The rise of the EV is a disruptive moment in the auto industry. It could only have been instigated in its current form by a company outside the incumbent brands like Tesla. But other emerging players are clearly seeing EVs as an opportunity to rise up the rankings. The bulk of newcomers are likely to come from China, with a wealth of emerging Chinese brands like BYD, Xpeng, NIO and Geely aiming to seize their chance. But there’s another player with great potential to become a major player thanks to the shift to EVs: Hyundai.
Japanese manufacturers Toyota and Nissan have been respected for quality for decades now, and Toyota was the most valuable car company in the world until Tesla’s exploding share price usurped it. Korean manufacturers Kia and Hyundai, however, haven’t managed to escape the rung below the Japanese, despite arguably producing cars that are just as good, and that are backed by incredible warranties, which shows the confidence these manufacturers have in their products.
Until Volkswagen released the ID.3 and ID.4, Kia and Hyundai had found a clear opening between the premium Tesla models and more city-oriented Renault Zoe and venerable Nissan Leaf. The Hyundai Kona, Kia Soul EV and Kia e-Niro provide range up to 300 miles and decent performance for less than any Tesla, in practical formats and packed with technology. All these cars come from a collaboration between Kia and Hyundai, so share a couple of drivetrains. None are pure BEVs, but they still deliver very competent performance, efficiency and driving experience. The Kona had sold 100,000 units by July 2020, showing its popularity.
Hyundai is getting ready for the next step, however, and has spun off an all-electric brand called Ioniq, the same as one of its existing EVs. This new brand will use a dedicated electric platform called E-GMP, and the first product employing this platform was recently revealed – the Ioniq 5. It looks amazing, with concept-car styling that, like the Honda-e, appears to have made it out of the design studio all the way into the real world.
The specs are way beyond “me too” as well. Battery sizes range up to 72.6kWh, with WLTP range up to 300 miles. With 800V charging supported, the Ioniq five can take advantage of 350kW charging stations such as Ionity’s, allowing it to replenish its battery to 80% in just 18 minutes. A mere five minutes will provide over 60 miles of range. There’s an all-wheel-drive option delivering over 300hp and 0-62mph in 5.2 seconds. That’s around what the new Porsche Taycan RWD can deliver, and faster than a Tesla Model 3 Standard Range Plus.

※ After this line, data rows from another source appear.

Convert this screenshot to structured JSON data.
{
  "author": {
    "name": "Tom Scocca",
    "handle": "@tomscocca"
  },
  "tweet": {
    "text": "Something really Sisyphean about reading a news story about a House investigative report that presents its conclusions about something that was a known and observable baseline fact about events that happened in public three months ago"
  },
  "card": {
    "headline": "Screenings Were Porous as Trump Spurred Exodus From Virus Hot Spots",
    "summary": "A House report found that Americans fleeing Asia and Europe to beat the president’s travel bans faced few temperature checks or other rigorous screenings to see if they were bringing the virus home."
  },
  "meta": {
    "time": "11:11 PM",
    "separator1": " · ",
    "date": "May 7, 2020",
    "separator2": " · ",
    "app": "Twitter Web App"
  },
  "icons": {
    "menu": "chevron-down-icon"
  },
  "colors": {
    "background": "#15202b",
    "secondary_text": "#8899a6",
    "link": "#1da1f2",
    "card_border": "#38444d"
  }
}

One particularly noteworthy innovation is the Vehicle-to-Load (V2L) system, allowing the vehicle to supply up to 3.6kW to external devices via a typical AC socket. The top Honda e trim also offers a similar facility, but the Ioniq 5’s version is not only available for back seat passengers but is also included next to the external charge port for devices outside the car. So if you want to inflate a camp bed, power a fridge on a picknick, or recharge your mountain e-bike, you can.
This is not a prototype that will be toned down before it goes on the market, either. A car looking just like the press image has been spotted on the streets of Seoul, and another Ioniq 5 was featured in a Chelsea Football Club training session in the UK, where its V2L ability was employed by machines shooting footballs at the players.

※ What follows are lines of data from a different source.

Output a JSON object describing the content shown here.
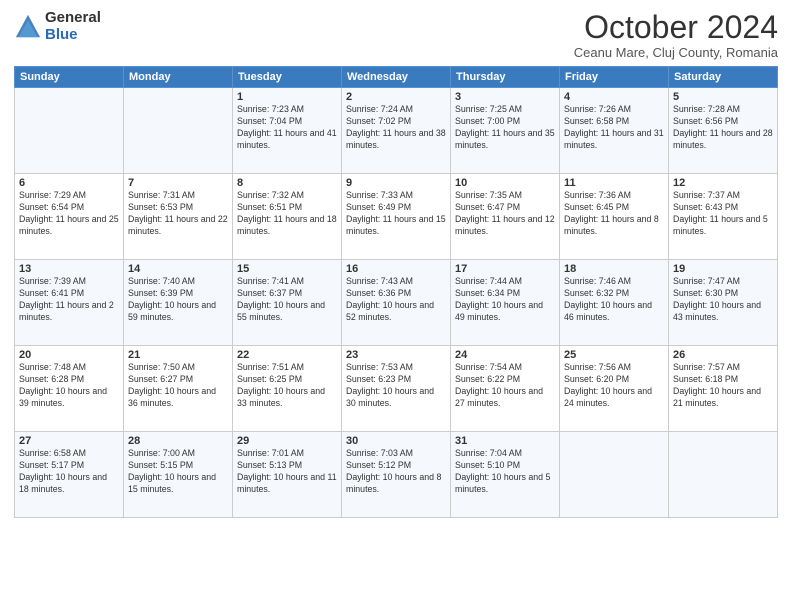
{
  "header": {
    "logo_general": "General",
    "logo_blue": "Blue",
    "month_title": "October 2024",
    "subtitle": "Ceanu Mare, Cluj County, Romania"
  },
  "days_of_week": [
    "Sunday",
    "Monday",
    "Tuesday",
    "Wednesday",
    "Thursday",
    "Friday",
    "Saturday"
  ],
  "weeks": [
    [
      {
        "day": "",
        "info": ""
      },
      {
        "day": "",
        "info": ""
      },
      {
        "day": "1",
        "info": "Sunrise: 7:23 AM\nSunset: 7:04 PM\nDaylight: 11 hours and 41 minutes."
      },
      {
        "day": "2",
        "info": "Sunrise: 7:24 AM\nSunset: 7:02 PM\nDaylight: 11 hours and 38 minutes."
      },
      {
        "day": "3",
        "info": "Sunrise: 7:25 AM\nSunset: 7:00 PM\nDaylight: 11 hours and 35 minutes."
      },
      {
        "day": "4",
        "info": "Sunrise: 7:26 AM\nSunset: 6:58 PM\nDaylight: 11 hours and 31 minutes."
      },
      {
        "day": "5",
        "info": "Sunrise: 7:28 AM\nSunset: 6:56 PM\nDaylight: 11 hours and 28 minutes."
      }
    ],
    [
      {
        "day": "6",
        "info": "Sunrise: 7:29 AM\nSunset: 6:54 PM\nDaylight: 11 hours and 25 minutes."
      },
      {
        "day": "7",
        "info": "Sunrise: 7:31 AM\nSunset: 6:53 PM\nDaylight: 11 hours and 22 minutes."
      },
      {
        "day": "8",
        "info": "Sunrise: 7:32 AM\nSunset: 6:51 PM\nDaylight: 11 hours and 18 minutes."
      },
      {
        "day": "9",
        "info": "Sunrise: 7:33 AM\nSunset: 6:49 PM\nDaylight: 11 hours and 15 minutes."
      },
      {
        "day": "10",
        "info": "Sunrise: 7:35 AM\nSunset: 6:47 PM\nDaylight: 11 hours and 12 minutes."
      },
      {
        "day": "11",
        "info": "Sunrise: 7:36 AM\nSunset: 6:45 PM\nDaylight: 11 hours and 8 minutes."
      },
      {
        "day": "12",
        "info": "Sunrise: 7:37 AM\nSunset: 6:43 PM\nDaylight: 11 hours and 5 minutes."
      }
    ],
    [
      {
        "day": "13",
        "info": "Sunrise: 7:39 AM\nSunset: 6:41 PM\nDaylight: 11 hours and 2 minutes."
      },
      {
        "day": "14",
        "info": "Sunrise: 7:40 AM\nSunset: 6:39 PM\nDaylight: 10 hours and 59 minutes."
      },
      {
        "day": "15",
        "info": "Sunrise: 7:41 AM\nSunset: 6:37 PM\nDaylight: 10 hours and 55 minutes."
      },
      {
        "day": "16",
        "info": "Sunrise: 7:43 AM\nSunset: 6:36 PM\nDaylight: 10 hours and 52 minutes."
      },
      {
        "day": "17",
        "info": "Sunrise: 7:44 AM\nSunset: 6:34 PM\nDaylight: 10 hours and 49 minutes."
      },
      {
        "day": "18",
        "info": "Sunrise: 7:46 AM\nSunset: 6:32 PM\nDaylight: 10 hours and 46 minutes."
      },
      {
        "day": "19",
        "info": "Sunrise: 7:47 AM\nSunset: 6:30 PM\nDaylight: 10 hours and 43 minutes."
      }
    ],
    [
      {
        "day": "20",
        "info": "Sunrise: 7:48 AM\nSunset: 6:28 PM\nDaylight: 10 hours and 39 minutes."
      },
      {
        "day": "21",
        "info": "Sunrise: 7:50 AM\nSunset: 6:27 PM\nDaylight: 10 hours and 36 minutes."
      },
      {
        "day": "22",
        "info": "Sunrise: 7:51 AM\nSunset: 6:25 PM\nDaylight: 10 hours and 33 minutes."
      },
      {
        "day": "23",
        "info": "Sunrise: 7:53 AM\nSunset: 6:23 PM\nDaylight: 10 hours and 30 minutes."
      },
      {
        "day": "24",
        "info": "Sunrise: 7:54 AM\nSunset: 6:22 PM\nDaylight: 10 hours and 27 minutes."
      },
      {
        "day": "25",
        "info": "Sunrise: 7:56 AM\nSunset: 6:20 PM\nDaylight: 10 hours and 24 minutes."
      },
      {
        "day": "26",
        "info": "Sunrise: 7:57 AM\nSunset: 6:18 PM\nDaylight: 10 hours and 21 minutes."
      }
    ],
    [
      {
        "day": "27",
        "info": "Sunrise: 6:58 AM\nSunset: 5:17 PM\nDaylight: 10 hours and 18 minutes."
      },
      {
        "day": "28",
        "info": "Sunrise: 7:00 AM\nSunset: 5:15 PM\nDaylight: 10 hours and 15 minutes."
      },
      {
        "day": "29",
        "info": "Sunrise: 7:01 AM\nSunset: 5:13 PM\nDaylight: 10 hours and 11 minutes."
      },
      {
        "day": "30",
        "info": "Sunrise: 7:03 AM\nSunset: 5:12 PM\nDaylight: 10 hours and 8 minutes."
      },
      {
        "day": "31",
        "info": "Sunrise: 7:04 AM\nSunset: 5:10 PM\nDaylight: 10 hours and 5 minutes."
      },
      {
        "day": "",
        "info": ""
      },
      {
        "day": "",
        "info": ""
      }
    ]
  ]
}
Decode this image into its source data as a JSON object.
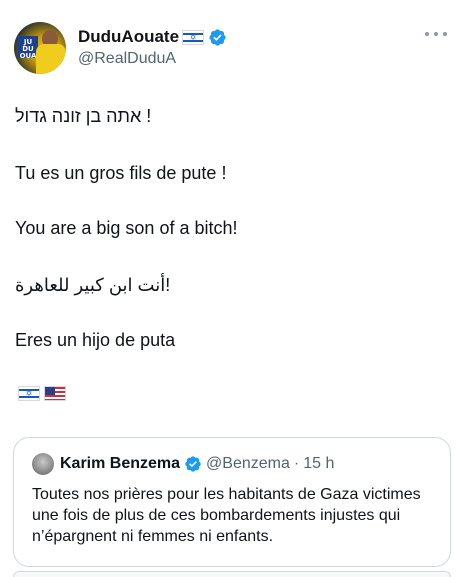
{
  "author": {
    "display_name": "DuduAouate",
    "handle": "@RealDuduA",
    "flag_icon": "israel-flag-icon",
    "verified_icon": "verified-badge-icon",
    "avatar_logo_text": "JUDU\nOUA"
  },
  "tweet": {
    "lines": [
      "! אתה בן זונה גדול",
      "Tu es un gros fils de pute !",
      "You are a big son of a bitch!",
      "!أنت ابن كبير للعاهرة",
      "Eres un hijo de puta"
    ],
    "trailing_flags": [
      "israel-flag-icon",
      "us-flag-icon"
    ]
  },
  "quoted_tweet": {
    "display_name": "Karim Benzema",
    "handle": "@Benzema",
    "separator": "·",
    "time": "15 h",
    "text": "Toutes nos prières pour les habitants de Gaza victimes une fois de plus de ces bombardements injustes qui n’épargnent ni femmes ni enfants."
  },
  "colors": {
    "text_primary": "#0f1419",
    "text_secondary": "#536471",
    "verified_blue": "#1d9bf0",
    "border": "#cfd9de"
  }
}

The Ioniq 5 is just the first in a line of pure BEVs from the new brand. There will be an Ioniq 6 later in 2022 and an Ioniq 7 in early 2024. However, Hyundai isn’t putting its eggs only in the electric basket. The company has also developed hydrogen-powered cars including the Nexo, which is one of the two FCEVs worth considering alongside Toyota’s Mirai. However, Hyundai seems most interested in hydrogen for its truck and bus business via its XCIENT Fuel Cell transportation solution.
Despite the Nexo, Hyundai’s focus for passenger cars is clearly on BEVs. The Ioniq 5 will be priced around the same as a Tesla Model Y Long Range. With similar performance specification, almost as much range, and some enticingly innovative features like V2L, the car has clear appeal. It will also be going on sale in Europe in mid-2021, which is likely to mean delivery ahead of the Tesla Model Y.
It definitely won’t be plain sailing for the Korean company. Hyundai has recently had to recall a whopping 82,000 of its Kona EVs for battery replacement after a fire battery risk was identified. This recall is expected to cost about $900 million. But with its Ioniq brand, Hyundai is clearly aiming to elevate itself from secondary status to leading player in the EV revolution. The Ioniq 5 looks like a promising first step up.